(Excerpts from an interface dataset)
· · ·
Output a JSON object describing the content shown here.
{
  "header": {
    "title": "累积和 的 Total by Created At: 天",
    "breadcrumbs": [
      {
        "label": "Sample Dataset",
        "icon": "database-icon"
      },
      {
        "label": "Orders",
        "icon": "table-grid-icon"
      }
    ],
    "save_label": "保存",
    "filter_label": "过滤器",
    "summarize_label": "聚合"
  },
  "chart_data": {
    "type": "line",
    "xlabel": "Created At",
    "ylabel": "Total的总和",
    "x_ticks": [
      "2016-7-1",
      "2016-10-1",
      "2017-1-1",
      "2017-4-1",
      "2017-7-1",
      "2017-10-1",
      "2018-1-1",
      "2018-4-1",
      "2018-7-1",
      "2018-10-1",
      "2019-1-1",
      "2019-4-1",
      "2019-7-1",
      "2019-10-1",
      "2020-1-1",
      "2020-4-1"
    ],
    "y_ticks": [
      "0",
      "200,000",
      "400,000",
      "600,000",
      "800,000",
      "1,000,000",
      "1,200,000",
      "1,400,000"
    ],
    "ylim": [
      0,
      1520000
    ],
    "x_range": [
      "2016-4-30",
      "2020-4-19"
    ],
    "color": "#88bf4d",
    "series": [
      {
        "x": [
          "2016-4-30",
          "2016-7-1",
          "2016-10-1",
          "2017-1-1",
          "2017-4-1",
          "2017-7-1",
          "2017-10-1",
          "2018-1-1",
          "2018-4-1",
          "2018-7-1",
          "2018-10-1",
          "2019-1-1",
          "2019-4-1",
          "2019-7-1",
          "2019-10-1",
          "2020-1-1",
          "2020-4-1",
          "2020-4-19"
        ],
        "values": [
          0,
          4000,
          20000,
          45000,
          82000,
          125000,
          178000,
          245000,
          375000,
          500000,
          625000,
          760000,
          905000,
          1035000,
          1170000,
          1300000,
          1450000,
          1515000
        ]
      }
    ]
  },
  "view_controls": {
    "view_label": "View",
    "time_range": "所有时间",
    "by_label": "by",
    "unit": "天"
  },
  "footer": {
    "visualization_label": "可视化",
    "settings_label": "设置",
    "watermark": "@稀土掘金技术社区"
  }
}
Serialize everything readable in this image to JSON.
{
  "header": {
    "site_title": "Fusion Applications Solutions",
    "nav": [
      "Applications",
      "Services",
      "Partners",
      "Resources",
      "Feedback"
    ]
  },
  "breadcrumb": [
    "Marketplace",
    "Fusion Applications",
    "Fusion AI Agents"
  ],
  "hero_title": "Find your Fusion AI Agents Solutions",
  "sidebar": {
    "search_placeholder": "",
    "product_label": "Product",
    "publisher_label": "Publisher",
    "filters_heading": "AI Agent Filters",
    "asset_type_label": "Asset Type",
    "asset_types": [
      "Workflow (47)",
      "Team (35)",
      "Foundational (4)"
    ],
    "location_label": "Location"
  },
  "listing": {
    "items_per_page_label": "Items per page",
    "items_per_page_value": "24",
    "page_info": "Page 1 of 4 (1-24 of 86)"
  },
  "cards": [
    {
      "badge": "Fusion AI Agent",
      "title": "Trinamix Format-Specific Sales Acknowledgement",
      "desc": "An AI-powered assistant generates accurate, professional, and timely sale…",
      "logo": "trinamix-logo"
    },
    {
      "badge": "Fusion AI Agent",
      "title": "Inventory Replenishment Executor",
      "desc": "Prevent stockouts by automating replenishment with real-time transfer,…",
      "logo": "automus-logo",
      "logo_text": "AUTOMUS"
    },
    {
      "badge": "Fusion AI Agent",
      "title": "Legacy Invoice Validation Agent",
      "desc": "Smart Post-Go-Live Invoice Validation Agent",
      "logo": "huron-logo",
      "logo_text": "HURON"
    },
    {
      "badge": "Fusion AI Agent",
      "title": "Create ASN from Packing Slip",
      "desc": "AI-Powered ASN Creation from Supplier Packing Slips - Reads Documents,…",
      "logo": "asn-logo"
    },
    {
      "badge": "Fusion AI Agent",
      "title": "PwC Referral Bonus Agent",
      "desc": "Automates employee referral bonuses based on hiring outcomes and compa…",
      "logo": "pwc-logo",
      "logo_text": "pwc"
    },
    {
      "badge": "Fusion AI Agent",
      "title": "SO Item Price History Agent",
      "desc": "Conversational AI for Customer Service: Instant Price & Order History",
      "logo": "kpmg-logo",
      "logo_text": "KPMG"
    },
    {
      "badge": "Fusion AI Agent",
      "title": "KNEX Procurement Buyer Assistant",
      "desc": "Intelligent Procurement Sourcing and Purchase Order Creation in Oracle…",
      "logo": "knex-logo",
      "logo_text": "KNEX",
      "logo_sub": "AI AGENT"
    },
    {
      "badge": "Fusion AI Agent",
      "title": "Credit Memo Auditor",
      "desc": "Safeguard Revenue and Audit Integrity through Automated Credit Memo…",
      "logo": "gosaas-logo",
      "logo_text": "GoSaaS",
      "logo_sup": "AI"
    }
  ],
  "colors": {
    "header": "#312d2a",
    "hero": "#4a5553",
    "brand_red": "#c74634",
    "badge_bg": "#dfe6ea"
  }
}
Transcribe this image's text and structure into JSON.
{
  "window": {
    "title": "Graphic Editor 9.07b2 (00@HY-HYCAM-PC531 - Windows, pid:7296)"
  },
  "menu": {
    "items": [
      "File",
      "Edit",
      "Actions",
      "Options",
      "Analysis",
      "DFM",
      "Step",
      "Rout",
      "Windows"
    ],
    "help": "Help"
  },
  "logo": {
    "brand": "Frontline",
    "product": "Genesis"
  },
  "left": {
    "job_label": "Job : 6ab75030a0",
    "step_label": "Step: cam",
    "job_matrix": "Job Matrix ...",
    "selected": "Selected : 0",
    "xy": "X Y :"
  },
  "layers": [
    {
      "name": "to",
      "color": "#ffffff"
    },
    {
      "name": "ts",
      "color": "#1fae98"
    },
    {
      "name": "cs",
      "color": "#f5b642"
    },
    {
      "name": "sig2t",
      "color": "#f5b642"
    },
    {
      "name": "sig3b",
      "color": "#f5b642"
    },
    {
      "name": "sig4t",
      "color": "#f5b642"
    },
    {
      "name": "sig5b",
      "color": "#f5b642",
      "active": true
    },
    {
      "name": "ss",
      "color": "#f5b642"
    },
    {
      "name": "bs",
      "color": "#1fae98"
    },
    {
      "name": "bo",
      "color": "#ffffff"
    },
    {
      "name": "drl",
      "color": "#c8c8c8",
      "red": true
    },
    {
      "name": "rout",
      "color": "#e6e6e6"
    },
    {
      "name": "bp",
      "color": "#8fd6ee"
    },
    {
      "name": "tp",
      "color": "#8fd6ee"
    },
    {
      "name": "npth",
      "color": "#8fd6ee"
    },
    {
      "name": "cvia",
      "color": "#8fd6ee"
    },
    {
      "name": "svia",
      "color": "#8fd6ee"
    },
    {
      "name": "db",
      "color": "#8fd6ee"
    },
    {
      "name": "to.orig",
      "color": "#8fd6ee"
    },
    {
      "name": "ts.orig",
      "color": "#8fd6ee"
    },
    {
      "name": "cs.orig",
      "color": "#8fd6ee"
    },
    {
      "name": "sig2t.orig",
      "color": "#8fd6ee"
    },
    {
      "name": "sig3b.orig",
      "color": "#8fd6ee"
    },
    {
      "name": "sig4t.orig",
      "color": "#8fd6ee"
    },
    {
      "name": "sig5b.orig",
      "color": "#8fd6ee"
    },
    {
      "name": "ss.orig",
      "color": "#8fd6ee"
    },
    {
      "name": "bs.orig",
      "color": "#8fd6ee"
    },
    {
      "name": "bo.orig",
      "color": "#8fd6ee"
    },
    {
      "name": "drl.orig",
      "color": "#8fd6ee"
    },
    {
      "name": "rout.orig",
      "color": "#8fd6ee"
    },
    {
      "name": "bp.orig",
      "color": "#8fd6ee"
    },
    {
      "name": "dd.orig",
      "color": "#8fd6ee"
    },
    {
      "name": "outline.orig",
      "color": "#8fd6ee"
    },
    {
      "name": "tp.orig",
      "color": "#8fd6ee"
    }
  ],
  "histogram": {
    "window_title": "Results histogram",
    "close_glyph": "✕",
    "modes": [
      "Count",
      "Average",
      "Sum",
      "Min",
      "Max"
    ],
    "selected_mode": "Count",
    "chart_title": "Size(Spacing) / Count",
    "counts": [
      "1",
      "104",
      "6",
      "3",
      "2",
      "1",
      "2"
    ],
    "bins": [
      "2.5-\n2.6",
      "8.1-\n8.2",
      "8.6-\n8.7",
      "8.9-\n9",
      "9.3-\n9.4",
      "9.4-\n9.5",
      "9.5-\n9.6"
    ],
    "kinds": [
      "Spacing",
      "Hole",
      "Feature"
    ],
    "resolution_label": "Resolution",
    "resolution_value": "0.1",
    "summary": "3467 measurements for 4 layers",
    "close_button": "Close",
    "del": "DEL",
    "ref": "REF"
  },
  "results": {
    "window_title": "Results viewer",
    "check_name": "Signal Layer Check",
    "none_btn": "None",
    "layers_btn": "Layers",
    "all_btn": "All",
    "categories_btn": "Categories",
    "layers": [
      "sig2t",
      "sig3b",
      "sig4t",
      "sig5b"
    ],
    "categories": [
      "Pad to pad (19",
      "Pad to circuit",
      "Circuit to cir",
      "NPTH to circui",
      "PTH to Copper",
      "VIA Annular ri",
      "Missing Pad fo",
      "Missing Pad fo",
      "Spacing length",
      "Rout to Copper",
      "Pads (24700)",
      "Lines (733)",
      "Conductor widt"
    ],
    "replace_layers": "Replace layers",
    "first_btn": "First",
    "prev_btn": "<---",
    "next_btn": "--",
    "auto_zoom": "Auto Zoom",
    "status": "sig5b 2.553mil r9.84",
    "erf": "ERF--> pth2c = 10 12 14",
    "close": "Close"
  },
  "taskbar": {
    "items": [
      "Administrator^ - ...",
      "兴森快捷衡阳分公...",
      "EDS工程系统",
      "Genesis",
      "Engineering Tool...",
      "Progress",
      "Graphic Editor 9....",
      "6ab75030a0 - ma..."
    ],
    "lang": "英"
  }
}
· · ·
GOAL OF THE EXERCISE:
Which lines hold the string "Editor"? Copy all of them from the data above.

EXERCISE RESULT:
    "title": "Graphic Editor 9.07b2 (00@HY-HYCAM-PC531 - Windows, pid:7296)"
      "Graphic Editor 9....",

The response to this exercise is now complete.